TASK TO COMPLETE — What is the number of lines in the entries below that include the word "likes"? Provide the number only.

SUPPLIED MATERIAL —
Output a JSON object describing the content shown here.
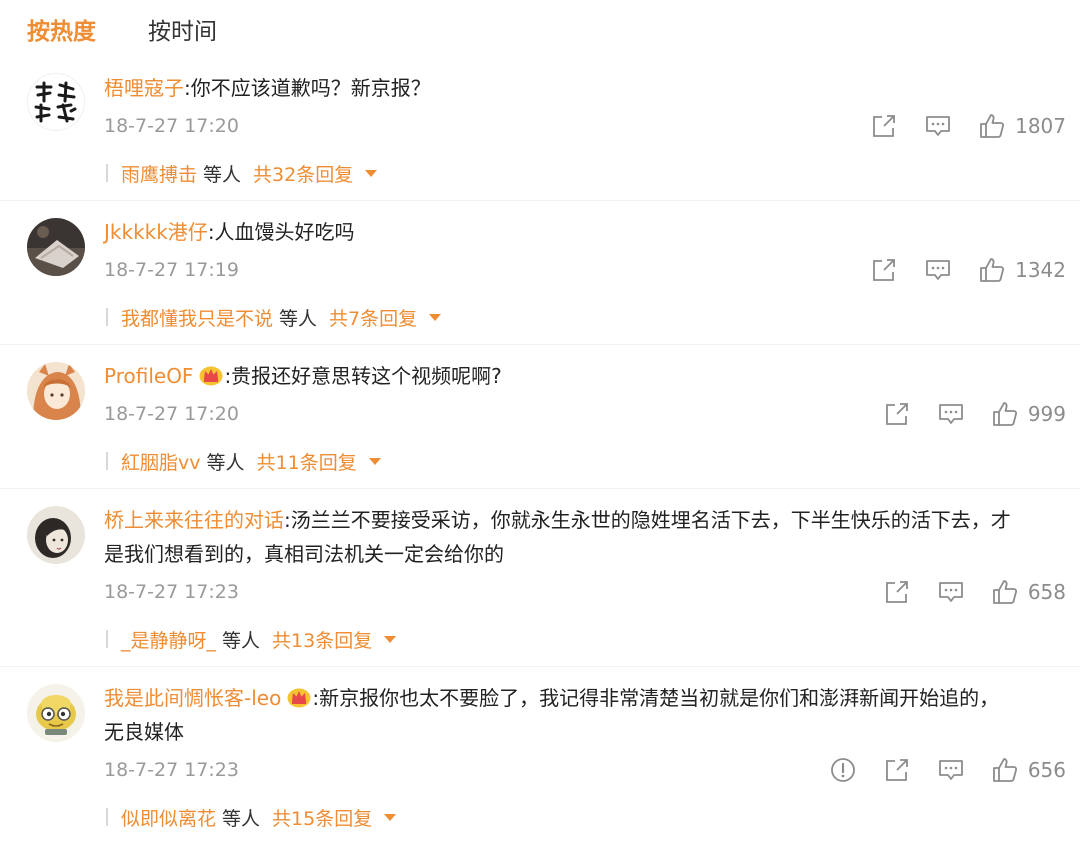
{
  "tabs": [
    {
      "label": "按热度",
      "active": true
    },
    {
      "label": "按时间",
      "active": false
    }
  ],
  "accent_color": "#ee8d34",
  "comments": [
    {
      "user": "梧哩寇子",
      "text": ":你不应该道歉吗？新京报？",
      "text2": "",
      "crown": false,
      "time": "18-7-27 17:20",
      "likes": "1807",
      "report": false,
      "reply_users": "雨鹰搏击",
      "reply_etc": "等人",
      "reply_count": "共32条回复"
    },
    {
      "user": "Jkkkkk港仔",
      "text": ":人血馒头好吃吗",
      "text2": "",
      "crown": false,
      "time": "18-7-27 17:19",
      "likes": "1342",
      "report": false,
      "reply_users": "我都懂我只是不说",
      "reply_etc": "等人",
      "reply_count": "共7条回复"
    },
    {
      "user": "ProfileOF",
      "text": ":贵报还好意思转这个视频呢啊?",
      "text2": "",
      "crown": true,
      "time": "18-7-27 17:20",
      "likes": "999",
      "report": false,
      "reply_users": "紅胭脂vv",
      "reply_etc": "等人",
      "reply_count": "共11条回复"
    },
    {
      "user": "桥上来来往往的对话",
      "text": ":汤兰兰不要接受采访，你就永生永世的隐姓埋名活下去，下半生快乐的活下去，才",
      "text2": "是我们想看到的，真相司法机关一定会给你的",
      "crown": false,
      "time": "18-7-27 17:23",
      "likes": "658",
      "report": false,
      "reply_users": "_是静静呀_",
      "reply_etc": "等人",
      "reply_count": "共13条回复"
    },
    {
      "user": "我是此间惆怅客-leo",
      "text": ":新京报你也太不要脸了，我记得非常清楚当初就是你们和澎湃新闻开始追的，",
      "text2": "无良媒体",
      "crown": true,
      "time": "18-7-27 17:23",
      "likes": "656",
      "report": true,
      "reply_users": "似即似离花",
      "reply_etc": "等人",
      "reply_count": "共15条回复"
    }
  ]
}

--

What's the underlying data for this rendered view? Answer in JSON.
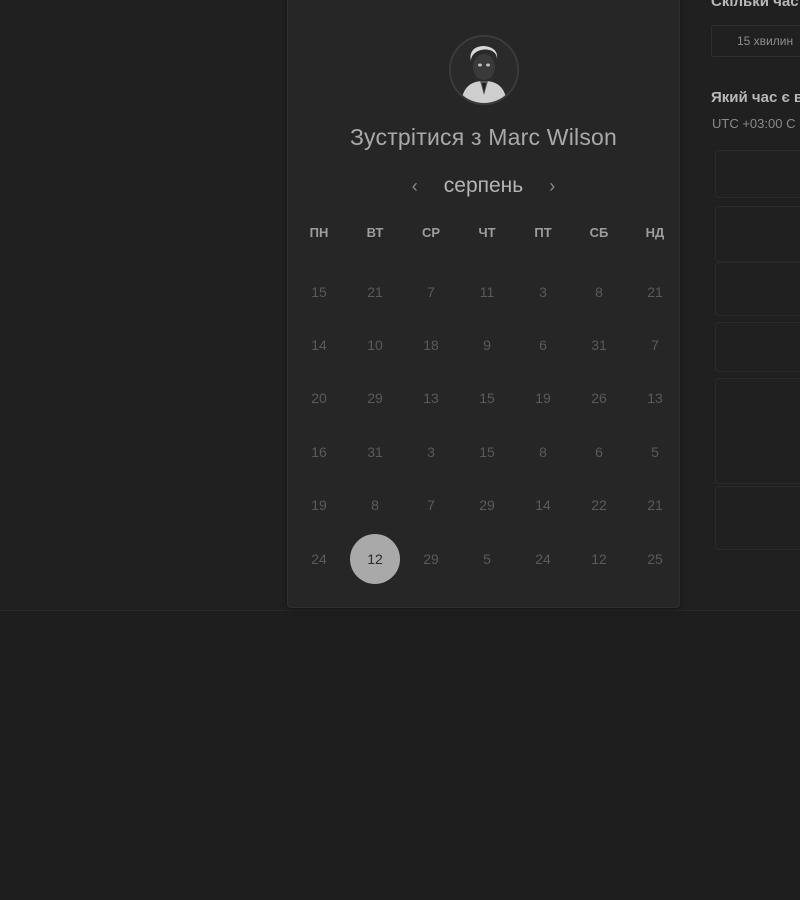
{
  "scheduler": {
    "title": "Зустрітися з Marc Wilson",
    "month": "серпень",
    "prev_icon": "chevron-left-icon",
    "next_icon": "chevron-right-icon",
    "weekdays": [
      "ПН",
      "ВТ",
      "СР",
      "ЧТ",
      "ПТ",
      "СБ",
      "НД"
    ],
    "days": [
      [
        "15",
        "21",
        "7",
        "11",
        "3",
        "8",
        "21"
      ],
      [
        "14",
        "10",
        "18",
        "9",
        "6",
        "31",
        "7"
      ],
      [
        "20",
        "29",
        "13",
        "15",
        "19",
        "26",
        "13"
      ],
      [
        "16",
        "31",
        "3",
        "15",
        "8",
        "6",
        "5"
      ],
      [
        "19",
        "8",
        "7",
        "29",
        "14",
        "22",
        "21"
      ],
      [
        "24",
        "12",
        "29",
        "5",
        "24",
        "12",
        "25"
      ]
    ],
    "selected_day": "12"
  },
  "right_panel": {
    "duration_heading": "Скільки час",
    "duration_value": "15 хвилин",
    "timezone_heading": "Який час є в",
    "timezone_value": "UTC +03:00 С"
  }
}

SOLVED PROBLEM — 5